I have issues with bowing to pressure to pull or change programming that comes from a small slice of the populace magnified by the Internet or by the alliance of government regulator's sensibilities with those of that small slice, like say, the indecency flap.
But when masses of people are in general agreement–crossing political and economic boundaries to go get there–that something is just wrong, that there is a qualitative difference between that wrongness and, say, The Top 100 Things Imbedded in the Human Body, or some other abhorrent reality, then I am OK with the media responding to that.
It seems to me what editors should do. If pulling the show was the right thing to do, as I believe it to have been, Fox should not have stuck with it simply because yanking it could be interpreted as bowing to undue pressure.

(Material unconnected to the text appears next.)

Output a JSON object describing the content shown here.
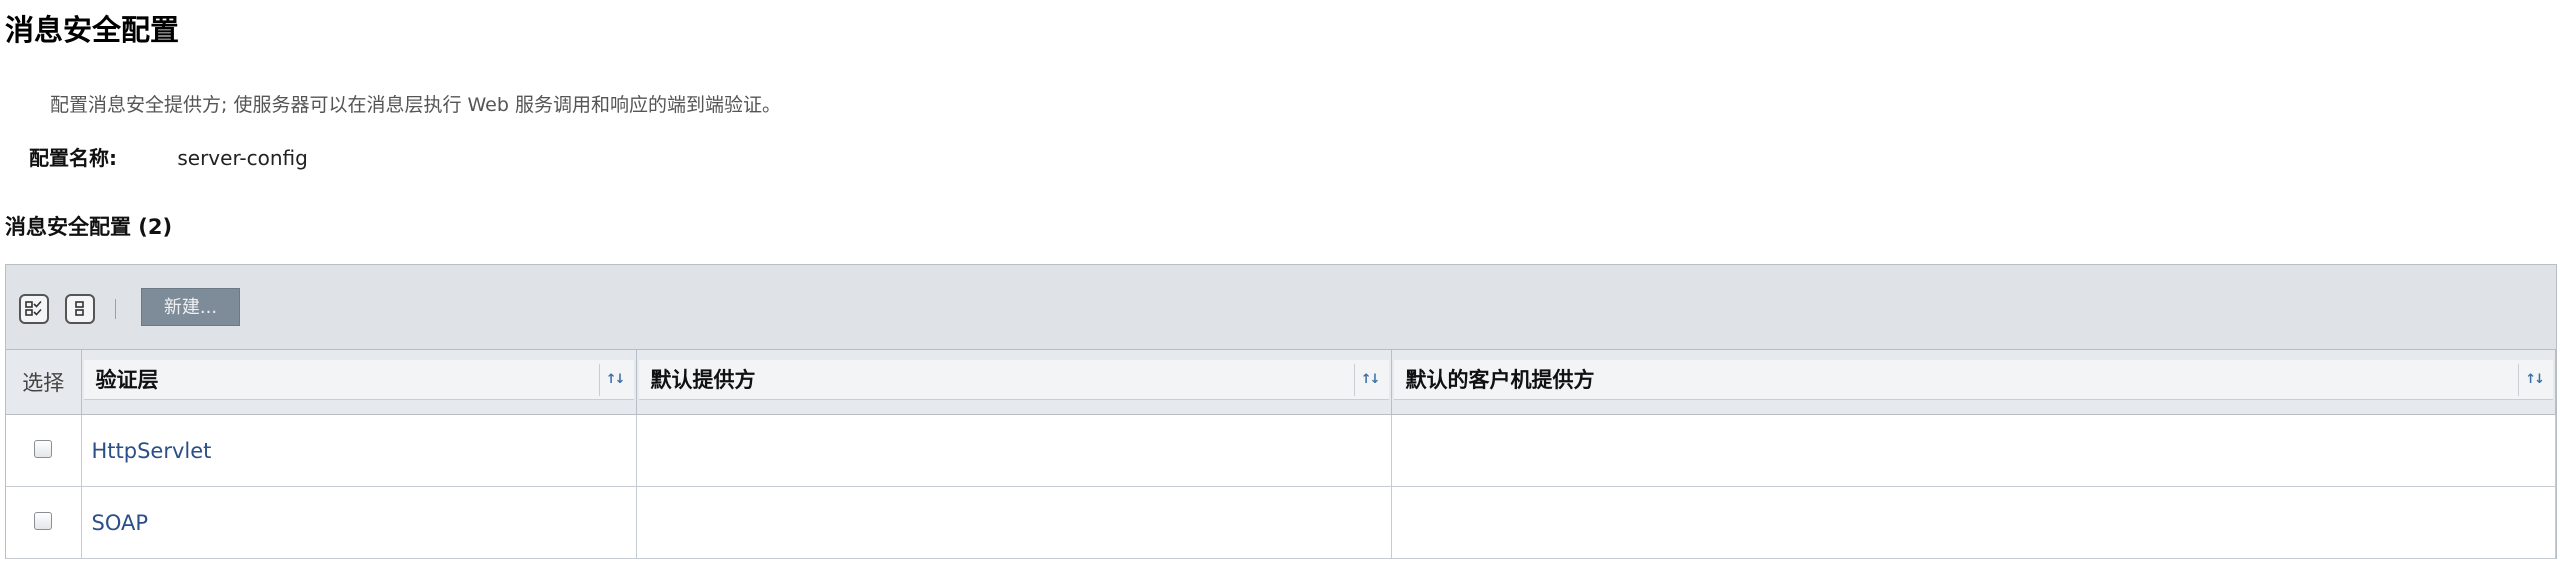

I guess my point is that I don't think this was undue pressure, but I understand the concern for the precedent given the media's tendency to cave for the sake of political expedience.
But, if they were going to change course, this was the way to do it. More than one person commented Monday that it was the equivalent of a blizzard in Beelzebubland when Rupert Murdoch apologized for something his media outlets did.
I don't know if that is true or not, but it allowed me to use the name "Beelzebub," so I will take in on faith.
That is a long and convoluted way of getting around to saying that Fox/News Corp. was wise to pull the plug on the O.J. fiasco. Of course, it was like killing the engine on a runaway lawn tractor headed for your family, which is to say something of a no brainer.But you would be amazed how many times the simple apology that would stop the bleeding goes unsaid.
"I'm sorry. I did not understand the offensiveness of the term "macacca." I meant it chidingly and I apologize for using it. And while we are at it. I am proud of my Jewish heritage. I was trying to respect my mother's wishes that we not talk about it, but it is one of the reasons I would not say something derogative about another race or religion."
Three sentences and George Allen would have won in Virginia and the Republicans would still control the Senate.
Fox could have pulled the show with petulant reluctance or clueless resignation, talking about the undue pressure and their journalistic independence and, instead, Rupert Murdoch issued a real apology. Not one of those "I'm sorry if what I did offended anybody," but an "I'm sorry for what I did" numbers.
It was short, to the point, and without cavet: “I and senior management agree with the American public that this was an ill-considered project. We are sorry for any pain this has caused the families of Ron Goldman and Nicole Brown-Simpson.”
Not sorry "if" this has caused any pain, sorry for any of the pain it did actually cause.
Say what you like about Fox, and everybody will continue to do so, somebody there knows the difference between picking at a festering wound and cauterizing it.
"Festering" and "Beelzebub" in the same item. This day has gotten off to a good start.
By John Eggerton